Please don’t worry that I’m getting ready to lecture you about compassion or other-directedness or all the so-called virtues. This is not a matter of virtue. It’s a matter of my choosing to do the work of somehow altering or getting free of my natural, hard-wired default setting which is to be deeply and literally self-centered and to see and interpret everything through this lens of self. People who can adjust their natural default setting this way are often described as being “well-adjusted”, which I suggest to you is not an accidental term.
I wandered around the landing outside the entrance to the show, and I appreciated the Jonathan Haidt metaphor of the human brain as a small conscious rider on top of a huge unconscious elephant. The rider cannot really force the elephant to do anything, but over time the rider can train the elephant to be influenced by what the rider wants to accomplish. Mr. Sagmeister wants to see if he can train his mind in the same way he trained his nonathletic body to finish the New York marathon, and The Happy Show is documenting this mind training.
Haidt’s metaphor of rider and elephant comes from his book The Happiness Hypothesis, which I had read when it first came out in 2006. Michael Gazzaniga, when he came to Grand Rapids, Michigan to give an Autumn Health Forum lecture for me, told me to read Haidt who he greatly admires. Haidt is best known for his describing work as job or career or calling:
- If you see your work as a job, you do it only for the money, you look at the clock frequently while dreaming about the weekend ahead, and you probably pursue hobbies, which satisfy your effectance needs more thoroughly than does your work.
- If you see your work as a career, you have larger goals of advancement, promotion, and prestige.
- If you see your work as a calling, however, you find your work intrinsically fulfilling you are not doing it to achieve something else. You see your work as contributing to the greater good or as playing a role in some larger enterprise the worth of which seems obvious to you. You have frequent experiences of flow during the work day, and you neither look forward to “quitting time” nor feel the desire to shout, “Thank God it’s Friday!” You would continue to work, perhaps even without pay, if you suddenly became very wealthy.
Haidt’s 2012 book The Righteous Mind: Why Good People Are Divided by Politics and Religion has created a stir by claiming that conservatives and liberals differ in their support of the five fundamental moral values: care for others, fairness and justice, loyalty to your family or nation, respect for tradition and authority, and purity or sanctity.
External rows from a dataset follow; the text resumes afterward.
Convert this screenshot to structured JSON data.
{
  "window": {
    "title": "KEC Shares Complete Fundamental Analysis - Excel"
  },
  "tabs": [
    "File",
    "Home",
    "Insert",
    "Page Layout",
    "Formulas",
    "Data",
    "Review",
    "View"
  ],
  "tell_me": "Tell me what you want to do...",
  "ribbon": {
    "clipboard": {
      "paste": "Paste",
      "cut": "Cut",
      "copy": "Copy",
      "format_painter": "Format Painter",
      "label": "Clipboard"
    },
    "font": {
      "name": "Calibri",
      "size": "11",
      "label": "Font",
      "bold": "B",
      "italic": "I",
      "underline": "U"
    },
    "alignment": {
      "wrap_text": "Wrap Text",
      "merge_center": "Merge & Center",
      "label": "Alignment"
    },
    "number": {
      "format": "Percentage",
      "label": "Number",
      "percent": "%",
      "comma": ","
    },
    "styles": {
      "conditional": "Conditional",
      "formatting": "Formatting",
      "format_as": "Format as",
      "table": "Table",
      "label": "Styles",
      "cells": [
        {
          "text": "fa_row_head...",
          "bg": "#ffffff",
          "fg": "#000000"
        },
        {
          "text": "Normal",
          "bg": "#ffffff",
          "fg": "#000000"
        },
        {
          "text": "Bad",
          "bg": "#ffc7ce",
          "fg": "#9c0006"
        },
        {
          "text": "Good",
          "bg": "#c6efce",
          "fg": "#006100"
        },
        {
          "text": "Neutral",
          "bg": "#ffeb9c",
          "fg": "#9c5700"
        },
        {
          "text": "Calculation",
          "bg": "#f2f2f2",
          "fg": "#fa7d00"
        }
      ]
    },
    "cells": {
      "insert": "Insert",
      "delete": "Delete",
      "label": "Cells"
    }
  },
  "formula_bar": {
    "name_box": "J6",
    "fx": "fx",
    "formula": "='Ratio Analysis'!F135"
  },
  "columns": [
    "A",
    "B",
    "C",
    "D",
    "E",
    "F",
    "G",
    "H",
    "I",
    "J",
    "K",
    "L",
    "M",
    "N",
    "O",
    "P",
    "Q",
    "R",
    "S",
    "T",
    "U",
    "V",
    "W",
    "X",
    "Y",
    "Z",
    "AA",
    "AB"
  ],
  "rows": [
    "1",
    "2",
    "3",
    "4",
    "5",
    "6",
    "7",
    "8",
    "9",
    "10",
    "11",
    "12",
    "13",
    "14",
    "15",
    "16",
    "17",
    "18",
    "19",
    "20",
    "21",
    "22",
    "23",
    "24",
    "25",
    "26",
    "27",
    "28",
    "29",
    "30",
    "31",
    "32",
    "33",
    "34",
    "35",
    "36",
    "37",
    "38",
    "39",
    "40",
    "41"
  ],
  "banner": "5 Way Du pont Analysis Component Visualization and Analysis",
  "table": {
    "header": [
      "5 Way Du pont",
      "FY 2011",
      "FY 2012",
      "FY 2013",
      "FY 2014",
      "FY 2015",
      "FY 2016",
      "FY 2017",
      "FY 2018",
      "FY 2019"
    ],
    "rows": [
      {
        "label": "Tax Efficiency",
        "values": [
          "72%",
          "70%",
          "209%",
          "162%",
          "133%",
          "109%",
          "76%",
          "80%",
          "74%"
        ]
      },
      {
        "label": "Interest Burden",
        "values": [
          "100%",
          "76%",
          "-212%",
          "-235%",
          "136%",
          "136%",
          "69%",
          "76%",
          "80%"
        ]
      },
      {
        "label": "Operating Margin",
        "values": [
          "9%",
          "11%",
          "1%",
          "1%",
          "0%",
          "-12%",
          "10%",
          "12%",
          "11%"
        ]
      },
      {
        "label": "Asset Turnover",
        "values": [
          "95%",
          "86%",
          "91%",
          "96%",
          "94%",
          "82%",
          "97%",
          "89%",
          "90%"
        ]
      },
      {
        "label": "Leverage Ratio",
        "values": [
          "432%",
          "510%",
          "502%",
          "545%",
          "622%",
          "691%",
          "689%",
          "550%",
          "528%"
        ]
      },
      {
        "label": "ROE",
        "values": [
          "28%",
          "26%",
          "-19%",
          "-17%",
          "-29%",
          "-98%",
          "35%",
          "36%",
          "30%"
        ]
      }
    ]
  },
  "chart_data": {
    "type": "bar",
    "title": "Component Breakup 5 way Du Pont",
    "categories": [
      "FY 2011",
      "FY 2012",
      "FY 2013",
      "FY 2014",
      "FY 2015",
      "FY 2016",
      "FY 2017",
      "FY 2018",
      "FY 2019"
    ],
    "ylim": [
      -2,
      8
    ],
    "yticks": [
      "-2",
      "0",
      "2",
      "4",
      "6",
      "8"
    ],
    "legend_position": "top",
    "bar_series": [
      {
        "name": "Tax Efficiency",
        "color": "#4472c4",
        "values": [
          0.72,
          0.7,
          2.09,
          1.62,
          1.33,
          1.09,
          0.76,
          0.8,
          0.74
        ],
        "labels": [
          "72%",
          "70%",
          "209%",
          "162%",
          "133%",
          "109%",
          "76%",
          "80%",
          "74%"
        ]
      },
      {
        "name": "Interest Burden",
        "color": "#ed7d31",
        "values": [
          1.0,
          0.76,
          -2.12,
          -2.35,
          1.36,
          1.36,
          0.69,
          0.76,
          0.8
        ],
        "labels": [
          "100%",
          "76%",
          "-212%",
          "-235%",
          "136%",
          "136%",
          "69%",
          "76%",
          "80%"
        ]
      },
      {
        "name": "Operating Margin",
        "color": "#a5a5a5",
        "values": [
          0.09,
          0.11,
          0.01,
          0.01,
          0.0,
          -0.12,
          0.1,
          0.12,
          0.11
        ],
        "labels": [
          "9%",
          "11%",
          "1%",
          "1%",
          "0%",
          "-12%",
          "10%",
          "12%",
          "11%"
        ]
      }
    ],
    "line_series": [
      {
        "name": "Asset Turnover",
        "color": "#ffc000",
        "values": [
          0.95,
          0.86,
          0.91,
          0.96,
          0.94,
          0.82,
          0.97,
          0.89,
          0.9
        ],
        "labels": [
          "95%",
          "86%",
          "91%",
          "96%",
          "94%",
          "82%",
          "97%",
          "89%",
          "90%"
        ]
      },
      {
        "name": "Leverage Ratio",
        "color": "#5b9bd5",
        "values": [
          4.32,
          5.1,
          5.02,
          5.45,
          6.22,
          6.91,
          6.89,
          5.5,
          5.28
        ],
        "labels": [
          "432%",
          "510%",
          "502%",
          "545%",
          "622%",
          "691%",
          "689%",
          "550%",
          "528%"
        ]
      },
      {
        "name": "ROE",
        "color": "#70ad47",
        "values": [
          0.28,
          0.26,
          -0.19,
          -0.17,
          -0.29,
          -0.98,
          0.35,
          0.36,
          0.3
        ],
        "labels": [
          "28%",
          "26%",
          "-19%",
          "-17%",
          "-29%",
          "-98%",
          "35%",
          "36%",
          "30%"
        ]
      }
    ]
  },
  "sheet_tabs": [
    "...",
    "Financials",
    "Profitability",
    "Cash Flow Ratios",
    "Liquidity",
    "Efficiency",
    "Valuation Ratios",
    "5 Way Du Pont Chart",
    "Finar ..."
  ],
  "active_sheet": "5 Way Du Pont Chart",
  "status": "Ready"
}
According to Haidt liberals put much more emphasis on care for others and fairness than conservatives who embrace all five moral values.
Two more displays caught my eye on the landing outside the main entrance to The Happy Show. One described three levels of happiness:
- Level One – short term happiness listed the words bliss, ecstasy, orgasm, and joy.
- Level Two – medium term happiness listed satisfaction and well-being.
- Level Three – long term happiness was described as fulfilling one’s potential and understanding the reason why you are alive.
On the handrail by the stairs leading into the entrance of the exhibit, I read that Sanskrit has 16 words for happiness and that German has none. Does this mean that the Indians are happier than the Germans or does it mean that Indians are just better at talking about happiness?
In Part II of this blog, we will enter Stefan Sagmeister’s The Happy Show and see how he trains his mind to be happy.